Commonhold - a new hope for businesses
A new type of property ownership has recently been brought into existence which may at last
enable businesses of all types to get their landlord off their backs. Called commonhold, this cures
a very longstanding defect in English law that hampered freehold ownership of property which is
above or below other property – for example an office suite on the third floor of an office block or
a shop with a flat above it.
Until now, for technical reasons, the only really satisfactory way to split ownership of these
properties to grant a long lease. By its very nature, a lease will eventually run out. This results in
the value of a leased property eroding over time and the landlord (or his grandchildren), having
been paid once for the property, eventually getting it back – free- to sell again! Typically once
there are only 50 or so years left to run on a lease it becomes difficult to get a mortgage on the
Further problems are frequently encountered with leases: usually the landlord remains
responsible to maintaining the main structure of the buildings and the areas which are used
jointly, with maintenance costs being reimbursed by the leaseholders through a service charge.
However if the landlord is not actively involved with the building it is quite often difficult to get
the landlord to carry out the necessary works. Other times, landlords have not bothered to seek
to obtain value for money in carrying out repairs – it is easy to spend other people’s money!
With the new law, ownership of the building and its different parts is organised in a radical new
way. The shop or the office suite (called a “unit”) is sold to a “unit holder”. The unit holders own
their unit in perpetuity as in a freehold, so there is no longer the problem of the lease running out,
and no ground rent to pay.
The main structure of the building and the areas which are jointly used are transferred to a
“commonhold association” – which is a management company which is owned by the unit
holders. The commonhold association is responsible for maintaining the shared areas, which
means the costs are shared by the unit holders. This should ensure that necessary works are
carried out promptly and, equally importantly, cost effectively because there is no longer the
issue of spending other people’s money.
The new law has only just come into force, so it is too early to say how popular commonhold will
become. Because the old leasehold system has not been abolished, there will be a period of time
when the more traditional types in the property industry will take the view “if it isn’t broken, why
fix it?” However, if property developers can charge a slightly higher price for a commonhold unit
than for a long lease of the same unit - because it is a better product - then their tune will soon
To start with, setting up a commonhold legal structure, rather than a more traditional long
leasehold structure, will probably cost the developer a little more in legal fees. Unless the scheme
is very low value, the increased prices achieved should more than offset those fees. Once they
become more commonplace and lawyers are more familiar and comfortable with commonhold,
those fees should return to lower levels.
The Law Society has just updated its rules to regulate how solicitors may deal with commonhold

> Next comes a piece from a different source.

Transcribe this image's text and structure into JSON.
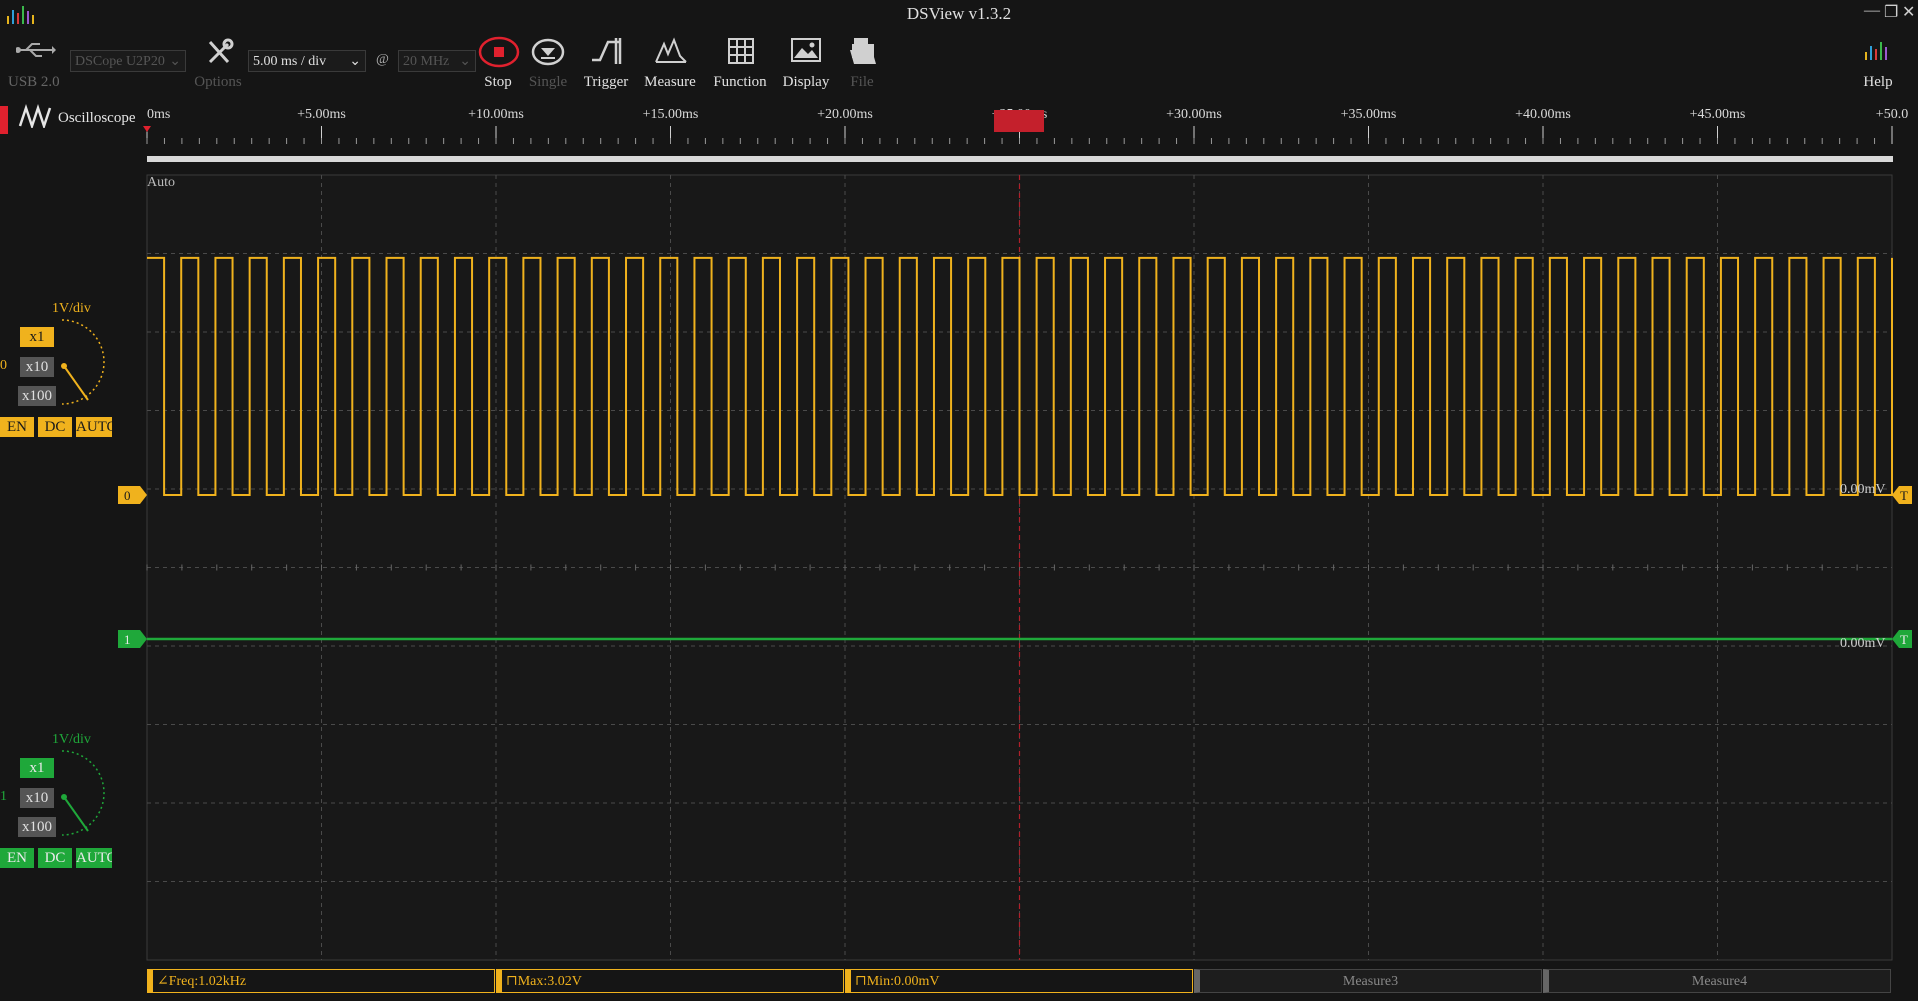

properties; this in turn will mean that mortgage lenders can now modify their requirements, so
units will become mortgageable. Surveyors and valuers will no doubt be able to adapt their
expertise to value units.
It is, at least in theory, possible to convert an existing development into a commonhold scheme.
The rules are very complex and only the very determined should consider embarking on such a
move and only if they are pretty sure that everyone having an interest in the development will
agree and is interested in getting involved. New developments, where the developer is suitably
interested, are much more likely to be commonhold schemes.
Commonhold is available for both commercial and residential schemes; however the Government
has decreed that a residential unit holder is not allowed to grant a lease of his unit for more than 7
years. Thus you will be able to rent it out for a relatively short period of time, but you won’t be
able to introduce the existing problematic long leasehold system to flats through the back door.
These restrictions do not apply to commercial units.
To paraphrase Robert Plant, “this is an article of hope”; a business now has the chance to own the
property it occupies without having to deal with its landlord or to pay ever increasing rents or to
have major arguments over service charges. The owners of a small business might even buy the
unit in their pension scheme and then rent it out to the business, so the capital growth would be
Please note that the article above is not advice to any person and may not be taken as a definitive statement of
the law in general or in any particular case. Neither the author nor Lupton Fawcett accepts any responsibility for
anything that any person does or does not do as a result of reading it.